    http://www.thehighroad.org/showthread.php?t=25281&highlight=engagement+distance+Marine
     
    Last edited: Dec 30, 2007
  23. Evil Monkey

    Evil Monkey member

    Joined:
    Jun 26, 2006
    Messages:
    1,486
    Took place in 1879.

    Wikipedia says 1899-1902



    What am I trying to prove? Well, WW1 started in 1914 I believe. It wasn't until near the end where mobile warfare was introduced, which eventually (with the prolific use of the MG) lead to an understanding that long range fire from an infantry rifle became pointless because new doctrine would be to maneuver around to destroy the MG and the enemy riflemen.

    How can you make reference to battle tactics used more than 100 years ago to the tactics used today? :confused:
     
  24. daniel (australia)

    daniel (australia) Member

    Joined:
    Dec 25, 2002
    Messages:
    338
    Yes, tactics have changed. More due to the advent of the machine gun than anything else. What has also changed though, dramatically, is the expectation of the effective range of the rifleman. The examples I cited were, as you said, of fire at massed troops, but there was an expectation that riflemen could engage at those sorts of ranges, and could also make hits on individuals at several hundred yards.

    The British (and others) even established rifle ranges as long as 2000 yards and did have their soldiers practice out to 1000 yards. In that period trained soldiers were expected to be able to hit man-sized targets at 600 yards and a target the size of an artillery piece and its crew at considerably greater range. In the Boer war the Boers were very successful in hitting individuals at extremely long range, and the British soldiers expressed frustration that their rifles weren't allowing them to return the favour - they certainly considered that they should be capable of reaching out to these long ranges.

    Now WWI was typified by trench warfare, at least in large part, so the requirement for long-range shooting wasn't there - no wonder average engagement ranges were short. It is interesting to note however that Ion Idriess, who served as a sniper and spotter, considered that a trained man should be able to hit enemy soldiers at 500-600 yards with an SMLE (see his "Australian Guerrilla" series).

    WWII coloured expectations a great deal too, and the result was a mindset that ranges will be fairly short so rifles need not be capable of long ranges.
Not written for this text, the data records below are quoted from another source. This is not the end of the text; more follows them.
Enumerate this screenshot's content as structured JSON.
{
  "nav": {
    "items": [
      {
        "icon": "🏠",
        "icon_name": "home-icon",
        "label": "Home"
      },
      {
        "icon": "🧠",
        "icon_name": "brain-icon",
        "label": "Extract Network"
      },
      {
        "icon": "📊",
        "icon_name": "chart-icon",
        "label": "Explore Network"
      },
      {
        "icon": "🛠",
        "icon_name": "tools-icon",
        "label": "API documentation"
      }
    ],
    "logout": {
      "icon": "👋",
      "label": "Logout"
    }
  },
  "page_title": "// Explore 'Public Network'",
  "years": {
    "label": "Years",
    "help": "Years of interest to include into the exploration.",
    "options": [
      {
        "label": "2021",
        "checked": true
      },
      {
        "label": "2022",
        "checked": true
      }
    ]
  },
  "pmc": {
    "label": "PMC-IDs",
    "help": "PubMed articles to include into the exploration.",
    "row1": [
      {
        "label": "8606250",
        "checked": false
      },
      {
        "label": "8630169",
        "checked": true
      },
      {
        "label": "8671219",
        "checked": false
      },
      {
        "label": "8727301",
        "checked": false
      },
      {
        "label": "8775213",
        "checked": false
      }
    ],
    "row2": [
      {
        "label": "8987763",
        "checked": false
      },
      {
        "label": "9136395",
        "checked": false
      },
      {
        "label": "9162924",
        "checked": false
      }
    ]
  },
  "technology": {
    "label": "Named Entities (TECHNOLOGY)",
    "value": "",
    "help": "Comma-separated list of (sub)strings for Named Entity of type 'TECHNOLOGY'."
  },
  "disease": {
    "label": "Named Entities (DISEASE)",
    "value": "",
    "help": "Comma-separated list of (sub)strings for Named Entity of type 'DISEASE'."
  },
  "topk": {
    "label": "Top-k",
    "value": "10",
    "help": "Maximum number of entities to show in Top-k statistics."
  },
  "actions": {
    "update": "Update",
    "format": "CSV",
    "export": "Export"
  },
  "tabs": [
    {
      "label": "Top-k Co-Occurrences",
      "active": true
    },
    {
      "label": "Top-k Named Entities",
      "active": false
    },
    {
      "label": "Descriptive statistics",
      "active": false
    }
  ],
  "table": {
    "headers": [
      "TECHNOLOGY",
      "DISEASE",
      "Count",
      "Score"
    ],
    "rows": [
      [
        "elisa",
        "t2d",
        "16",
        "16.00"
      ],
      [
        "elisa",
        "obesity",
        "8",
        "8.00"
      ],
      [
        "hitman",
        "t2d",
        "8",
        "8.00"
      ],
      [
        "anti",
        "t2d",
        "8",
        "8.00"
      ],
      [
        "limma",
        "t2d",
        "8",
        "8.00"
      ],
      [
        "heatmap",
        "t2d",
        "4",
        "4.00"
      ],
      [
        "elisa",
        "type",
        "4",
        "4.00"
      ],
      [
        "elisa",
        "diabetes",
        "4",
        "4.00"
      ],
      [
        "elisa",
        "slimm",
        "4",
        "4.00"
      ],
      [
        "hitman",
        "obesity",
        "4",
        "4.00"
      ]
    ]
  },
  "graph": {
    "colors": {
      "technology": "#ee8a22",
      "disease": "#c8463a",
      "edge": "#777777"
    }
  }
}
We saw that here, and our doctrine when I wore a green suit was that the rifle (L1A1 at that time) has an effective range of 300m, and the ordinary rifleman only trained out to 300m. That is all very well where the terrain or cover dictates short ranges, but one must question its value in open terrain, especially if one came up against an enemy capable of shooting at longer ranges.
     
  25. daniel (australia)

    daniel (australia) Member

    Joined:
    Dec 25, 2002
    Messages:
    338
    Evil Monkey

    I'm well aware of when Rorke's Drift and the Second Boer War took place. Even Plevna. Here's a hint:

    The point is that there was a time when riflemen were expected to and indeed did engage the enemy at ranges far greater than those cited by the much-criticised "Slam" Marshall.

    History eh, you just can't learn anything from it:rolleyes:
     
Thread Status:
Not open for further replies.

Share This Page